Talking about Teaching 2015 – Call for Contributions
Talking about Teaching 2015 is our annual event that gives staff an opportunity to engage in conversations about learning, teaching and assessment. This year the theme for the event is “Inclusive Learning, Teaching and Assessment”. Inclusive learning and teaching refers to any number of approaches that meets the needs of students from a variety of backgrounds, learning styles and abilities. With the emphasis on equality and diversity, the conference aims to provide opportunities for staff to share ideas and consider ways in which we can adopt inclusive pedagogies for the future.
Call for Contributions
You are invited to contribute to the day through facilitating a workshop or leading a teaching and learning conversation (TLC) based on your own and/or others’ scholarly work, which highlights good practice and innovation as it relates to the theme of the event.
We welcome sessions that focus on:
- Diverse methods of assessment which draw on skills other than the written word
- Supporting students in developing their assessment literacy
- Moving away from reasonable adjustment towards inclusive assessment
- Making teaching practice culturally inclusive
- Creating accessible resources
- Using technology to enhance inclusive pedagogies
- Designing inclusivity into curriculum
- Creating safe and inclusive spaces
- Inclusive research and development
Submissions for either the parallel workshops or the TLCs should be submitted using the template below. The deadline for proposals will be 14th November 5.00pm. A panel will review the proposals and inform applicants by 5th December.
Chris Bradshaw & Bob Matthew “Developing an Inclusive Curriculum”
How can we say that our curricula are designed in a truly inclusive way?

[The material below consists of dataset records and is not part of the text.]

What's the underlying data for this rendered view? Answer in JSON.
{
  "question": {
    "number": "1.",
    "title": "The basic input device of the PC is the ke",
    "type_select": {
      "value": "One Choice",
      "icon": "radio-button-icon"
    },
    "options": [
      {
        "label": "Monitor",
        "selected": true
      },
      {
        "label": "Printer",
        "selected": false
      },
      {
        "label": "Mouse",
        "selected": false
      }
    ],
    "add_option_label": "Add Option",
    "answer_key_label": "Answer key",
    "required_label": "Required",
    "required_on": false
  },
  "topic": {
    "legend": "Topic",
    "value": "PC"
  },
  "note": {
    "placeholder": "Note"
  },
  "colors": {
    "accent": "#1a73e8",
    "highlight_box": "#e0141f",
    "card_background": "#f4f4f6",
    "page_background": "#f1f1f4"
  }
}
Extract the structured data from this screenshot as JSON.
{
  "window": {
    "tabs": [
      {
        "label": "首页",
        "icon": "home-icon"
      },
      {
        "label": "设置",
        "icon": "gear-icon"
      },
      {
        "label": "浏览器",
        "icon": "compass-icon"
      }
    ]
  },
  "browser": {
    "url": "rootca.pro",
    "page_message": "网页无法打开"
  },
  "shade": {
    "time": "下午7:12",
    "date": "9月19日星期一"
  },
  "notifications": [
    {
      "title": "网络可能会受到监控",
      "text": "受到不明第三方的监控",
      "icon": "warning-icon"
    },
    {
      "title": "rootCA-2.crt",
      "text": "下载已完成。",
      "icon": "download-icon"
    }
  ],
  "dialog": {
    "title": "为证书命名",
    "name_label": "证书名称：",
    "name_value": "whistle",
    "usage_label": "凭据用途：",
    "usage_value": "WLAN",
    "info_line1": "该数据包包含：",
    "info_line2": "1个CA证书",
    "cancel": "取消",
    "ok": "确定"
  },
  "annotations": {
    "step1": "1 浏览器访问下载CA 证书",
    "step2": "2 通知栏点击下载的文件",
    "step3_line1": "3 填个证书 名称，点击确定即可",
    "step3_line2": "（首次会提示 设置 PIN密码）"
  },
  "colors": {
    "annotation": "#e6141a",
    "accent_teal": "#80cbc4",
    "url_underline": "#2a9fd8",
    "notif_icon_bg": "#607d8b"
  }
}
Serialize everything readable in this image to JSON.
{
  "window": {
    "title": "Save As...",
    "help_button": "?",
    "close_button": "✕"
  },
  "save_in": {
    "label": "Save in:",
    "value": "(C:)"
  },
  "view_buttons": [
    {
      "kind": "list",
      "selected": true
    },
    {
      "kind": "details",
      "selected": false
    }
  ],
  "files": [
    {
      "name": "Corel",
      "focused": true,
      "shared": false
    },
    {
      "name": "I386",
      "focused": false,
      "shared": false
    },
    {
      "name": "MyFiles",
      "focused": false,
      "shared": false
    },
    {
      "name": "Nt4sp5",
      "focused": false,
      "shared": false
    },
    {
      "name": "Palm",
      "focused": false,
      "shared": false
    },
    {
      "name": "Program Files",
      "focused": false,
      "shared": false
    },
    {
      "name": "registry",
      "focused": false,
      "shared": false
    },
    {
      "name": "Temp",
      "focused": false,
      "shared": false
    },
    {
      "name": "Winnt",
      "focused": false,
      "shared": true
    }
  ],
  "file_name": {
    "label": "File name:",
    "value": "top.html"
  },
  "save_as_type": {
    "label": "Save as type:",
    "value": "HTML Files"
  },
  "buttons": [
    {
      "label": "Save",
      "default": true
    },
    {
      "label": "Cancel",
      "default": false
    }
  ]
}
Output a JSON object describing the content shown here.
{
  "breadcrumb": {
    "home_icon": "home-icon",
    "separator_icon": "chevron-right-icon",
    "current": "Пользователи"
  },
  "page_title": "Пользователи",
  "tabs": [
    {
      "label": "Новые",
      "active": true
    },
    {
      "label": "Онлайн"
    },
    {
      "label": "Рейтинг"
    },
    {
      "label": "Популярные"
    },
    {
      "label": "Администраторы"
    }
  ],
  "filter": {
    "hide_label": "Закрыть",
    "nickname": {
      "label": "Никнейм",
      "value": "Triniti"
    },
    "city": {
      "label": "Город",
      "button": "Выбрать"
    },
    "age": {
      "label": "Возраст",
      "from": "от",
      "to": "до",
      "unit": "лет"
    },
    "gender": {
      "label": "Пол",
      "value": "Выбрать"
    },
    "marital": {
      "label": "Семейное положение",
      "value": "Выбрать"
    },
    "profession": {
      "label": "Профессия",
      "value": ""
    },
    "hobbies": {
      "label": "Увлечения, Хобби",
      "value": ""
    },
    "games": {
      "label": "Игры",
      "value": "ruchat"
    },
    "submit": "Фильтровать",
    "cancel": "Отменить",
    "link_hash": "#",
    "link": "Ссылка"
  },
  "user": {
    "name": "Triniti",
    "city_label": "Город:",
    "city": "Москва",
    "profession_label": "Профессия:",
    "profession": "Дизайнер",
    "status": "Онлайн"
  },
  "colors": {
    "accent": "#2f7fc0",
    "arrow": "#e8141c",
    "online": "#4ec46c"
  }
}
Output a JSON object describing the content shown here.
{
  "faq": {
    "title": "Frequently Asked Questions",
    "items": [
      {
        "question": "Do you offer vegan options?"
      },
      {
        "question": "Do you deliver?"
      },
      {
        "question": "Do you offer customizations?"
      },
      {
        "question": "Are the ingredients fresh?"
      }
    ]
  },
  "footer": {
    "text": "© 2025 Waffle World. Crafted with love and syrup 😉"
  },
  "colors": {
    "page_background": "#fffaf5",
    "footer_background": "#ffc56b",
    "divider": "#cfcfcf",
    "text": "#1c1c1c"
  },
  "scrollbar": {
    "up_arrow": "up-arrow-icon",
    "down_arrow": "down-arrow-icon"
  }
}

To date many initiatives have looked at diversity in terms of one specific protected characteristic be it disability, or international students and have identified strategies that assist these students to participate more fully. However, we do not think this is a sustainable approach. Given the growing diversity of the student body in UK HE, the Single Equality Act and the advent of fees in England, Wales and Northern Ireland the time is right for a fundamental rethink about what we mean by the inclusive curriculum. This session based, in part, on the authors’ participation in a Scottish Funding Council funded project will look at current thinking on the inclusive curricula and offer some examples of possible ways of moving forward. In particular we will look at design, delivery and assessment and touch on the role of academics in preparing curricula that meet the needs of a wide range of students.
Chris Bradshaw was, until October 2014, an equality and diversity practitioner in HE and led the SFC project in Scotland. He is a qualified teacher and has spent most of the last 10 years working on inclusive practice in HE. He works at the University of the West of Scotland.
Bob Matthew is director of the Centre for Academic and Researcher Development at Durham University. He is an engineer by discipline, and works in a Faculty of Education at Durham University.
Amanda Smith and Dai O’Brien “Making the university inclusive for students and staff: a BSL teachers’ perspective”
In this presentation, Amanda and Dai will discuss the definition of ‘inclusive’ practice and point out some of the hidden challenges and contradictions that this can involve. They will use examples from their own experiences as recipients (victims?) of inclusive practice as pupils and students to illustrate the difficulties that students can face when they are on the receiving end of inclusive practice, however well-meaning it is. They will then go on to discuss how their own practice has been influenced by their need for inclusion in their lessons as BSL teachers. In their classes, adaptations are not only needed by the students, but Amanda and Dai both have their own communication needs that must be planned for and incorporated in every lesson. Finally, they will conclude by suggesting that in order to ensure the university is inclusive for students, inclusive attitudes must first come from the staff.
Bookings now open!
To book a place on this conference, please click here.
The video from “Talking about Teaching 2012” will give you a flavour of the event:
If you would like advice or information about the conference please contact Emma Sunley (email@example.com).